Description of the task ▸
Please print the data that follows, keeping every line exact.

Data records ▸
───

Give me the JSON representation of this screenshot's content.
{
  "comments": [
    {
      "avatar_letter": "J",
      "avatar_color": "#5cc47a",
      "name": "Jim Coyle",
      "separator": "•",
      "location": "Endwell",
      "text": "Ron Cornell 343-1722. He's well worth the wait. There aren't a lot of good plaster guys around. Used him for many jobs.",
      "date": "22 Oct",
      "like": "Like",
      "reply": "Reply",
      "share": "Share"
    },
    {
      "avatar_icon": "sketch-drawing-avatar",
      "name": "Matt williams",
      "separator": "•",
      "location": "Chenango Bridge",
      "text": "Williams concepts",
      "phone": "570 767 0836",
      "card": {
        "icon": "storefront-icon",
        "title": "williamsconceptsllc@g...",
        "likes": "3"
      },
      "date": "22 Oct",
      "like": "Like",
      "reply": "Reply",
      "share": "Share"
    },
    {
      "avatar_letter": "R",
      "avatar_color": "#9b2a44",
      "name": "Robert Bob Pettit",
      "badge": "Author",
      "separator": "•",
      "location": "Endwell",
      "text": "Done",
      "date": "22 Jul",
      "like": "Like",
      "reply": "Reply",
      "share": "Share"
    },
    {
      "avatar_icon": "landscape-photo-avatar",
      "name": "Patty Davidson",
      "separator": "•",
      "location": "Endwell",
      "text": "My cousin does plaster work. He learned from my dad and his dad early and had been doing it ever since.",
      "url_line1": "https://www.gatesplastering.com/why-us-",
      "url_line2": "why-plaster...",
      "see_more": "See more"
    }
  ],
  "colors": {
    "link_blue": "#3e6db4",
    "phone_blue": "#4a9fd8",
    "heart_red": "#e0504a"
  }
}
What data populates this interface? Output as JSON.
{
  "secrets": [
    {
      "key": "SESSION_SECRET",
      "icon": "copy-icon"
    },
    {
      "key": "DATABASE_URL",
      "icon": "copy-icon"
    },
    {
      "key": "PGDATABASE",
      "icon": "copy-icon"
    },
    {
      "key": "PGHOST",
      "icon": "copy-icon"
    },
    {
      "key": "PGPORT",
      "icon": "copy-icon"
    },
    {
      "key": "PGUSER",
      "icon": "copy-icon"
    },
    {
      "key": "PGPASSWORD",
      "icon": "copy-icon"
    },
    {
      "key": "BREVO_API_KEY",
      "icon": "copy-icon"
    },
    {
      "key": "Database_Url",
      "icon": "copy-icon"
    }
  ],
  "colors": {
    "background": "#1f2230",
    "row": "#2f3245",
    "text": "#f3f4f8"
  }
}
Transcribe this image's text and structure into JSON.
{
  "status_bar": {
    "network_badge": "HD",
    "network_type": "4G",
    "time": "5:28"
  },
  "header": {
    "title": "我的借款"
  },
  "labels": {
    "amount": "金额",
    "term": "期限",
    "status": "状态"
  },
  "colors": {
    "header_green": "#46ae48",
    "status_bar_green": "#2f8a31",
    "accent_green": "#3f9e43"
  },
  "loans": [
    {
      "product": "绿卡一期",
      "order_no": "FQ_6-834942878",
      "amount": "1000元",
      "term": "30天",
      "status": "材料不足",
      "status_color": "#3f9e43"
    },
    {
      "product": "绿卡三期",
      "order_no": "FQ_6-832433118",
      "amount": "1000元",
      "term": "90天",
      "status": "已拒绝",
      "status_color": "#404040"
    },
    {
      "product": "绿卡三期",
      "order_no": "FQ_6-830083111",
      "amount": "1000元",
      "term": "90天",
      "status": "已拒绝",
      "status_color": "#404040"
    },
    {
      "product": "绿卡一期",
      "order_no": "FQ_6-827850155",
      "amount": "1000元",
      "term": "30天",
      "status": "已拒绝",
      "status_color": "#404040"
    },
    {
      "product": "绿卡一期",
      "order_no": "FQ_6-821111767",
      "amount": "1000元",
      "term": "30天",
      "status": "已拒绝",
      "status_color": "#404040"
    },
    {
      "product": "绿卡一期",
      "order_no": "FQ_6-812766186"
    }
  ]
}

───

Reply ▸
Give me the JSON representation of this screenshot's content.
{
  "comments": [
    {
      "avatar_letter": "J",
      "avatar_color": "#5cc47a",
      "name": "Jim Coyle",
      "separator": "•",
      "location": "Endwell",
      "text": "Ron Cornell 343-1722. He's well worth the wait. There aren't a lot of good plaster guys around. Used him for many jobs.",
      "date": "22 Oct",
      "like": "Like",
      "reply": "Reply",
      "share": "Share"
    },
    {
      "avatar_icon": "sketch-drawing-avatar",
      "name": "Matt williams",
      "separator": "•",
      "location": "Chenango Bridge",
      "text": "Williams concepts",
      "phone": "570 767 0836",
      "card": {
        "icon": "storefront-icon",
        "title": "williamsconceptsllc@g...",
        "likes": "3"
      },
      "date": "22 Oct",
      "like": "Like",
      "reply": "Reply",
      "share": "Share"
    },
    {
      "avatar_letter": "R",
      "avatar_color": "#9b2a44",
      "name": "Robert Bob Pettit",
      "badge": "Author",
      "separator": "•",
      "location": "Endwell",
      "text": "Done",
      "date": "22 Jul",
      "like": "Like",
      "reply": "Reply",
      "share": "Share"
    },
    {
      "avatar_icon": "landscape-photo-avatar",
      "name": "Patty Davidson",
      "separator": "•",
      "location": "Endwell",
      "text": "My cousin does plaster work. He learned from my dad and his dad early and had been doing it ever since.",
      "url_line1": "https://www.gatesplastering.com/why-us-",
      "url_line2": "why-plaster...",
      "see_more": "See more"
    }
  ],
  "colors": {
    "link_blue": "#3e6db4",
    "phone_blue": "#4a9fd8",
    "heart_red": "#e0504a"
  }
}
What data populates this interface? Output as JSON.
{
  "secrets": [
    {
      "key": "SESSION_SECRET",
      "icon": "copy-icon"
    },
    {
      "key": "DATABASE_URL",
      "icon": "copy-icon"
    },
    {
      "key": "PGDATABASE",
      "icon": "copy-icon"
    },
    {
      "key": "PGHOST",
      "icon": "copy-icon"
    },
    {
      "key": "PGPORT",
      "icon": "copy-icon"
    },
    {
      "key": "PGUSER",
      "icon": "copy-icon"
    },
    {
      "key": "PGPASSWORD",
      "icon": "copy-icon"
    },
    {
      "key": "BREVO_API_KEY",
      "icon": "copy-icon"
    },
    {
      "key": "Database_Url",
      "icon": "copy-icon"
    }
  ],
  "colors": {
    "background": "#1f2230",
    "row": "#2f3245",
    "text": "#f3f4f8"
  }
}
Transcribe this image's text and structure into JSON.
{
  "status_bar": {
    "network_badge": "HD",
    "network_type": "4G",
    "time": "5:28"
  },
  "header": {
    "title": "我的借款"
  },
  "labels": {
    "amount": "金额",
    "term": "期限",
    "status": "状态"
  },
  "colors": {
    "header_green": "#46ae48",
    "status_bar_green": "#2f8a31",
    "accent_green": "#3f9e43"
  },
  "loans": [
    {
      "product": "绿卡一期",
      "order_no": "FQ_6-834942878",
      "amount": "1000元",
      "term": "30天",
      "status": "材料不足",
      "status_color": "#3f9e43"
    },
    {
      "product": "绿卡三期",
      "order_no": "FQ_6-832433118",
      "amount": "1000元",
      "term": "90天",
      "status": "已拒绝",
      "status_color": "#404040"
    },
    {
      "product": "绿卡三期",
      "order_no": "FQ_6-830083111",
      "amount": "1000元",
      "term": "90天",
      "status": "已拒绝",
      "status_color": "#404040"
    },
    {
      "product": "绿卡一期",
      "order_no": "FQ_6-827850155",
      "amount": "1000元",
      "term": "30天",
      "status": "已拒绝",
      "status_color": "#404040"
    },
    {
      "product": "绿卡一期",
      "order_no": "FQ_6-821111767",
      "amount": "1000元",
      "term": "30天",
      "status": "已拒绝",
      "status_color": "#404040"
    },
    {
      "product": "绿卡一期",
      "order_no": "FQ_6-812766186"
    }
  ]
}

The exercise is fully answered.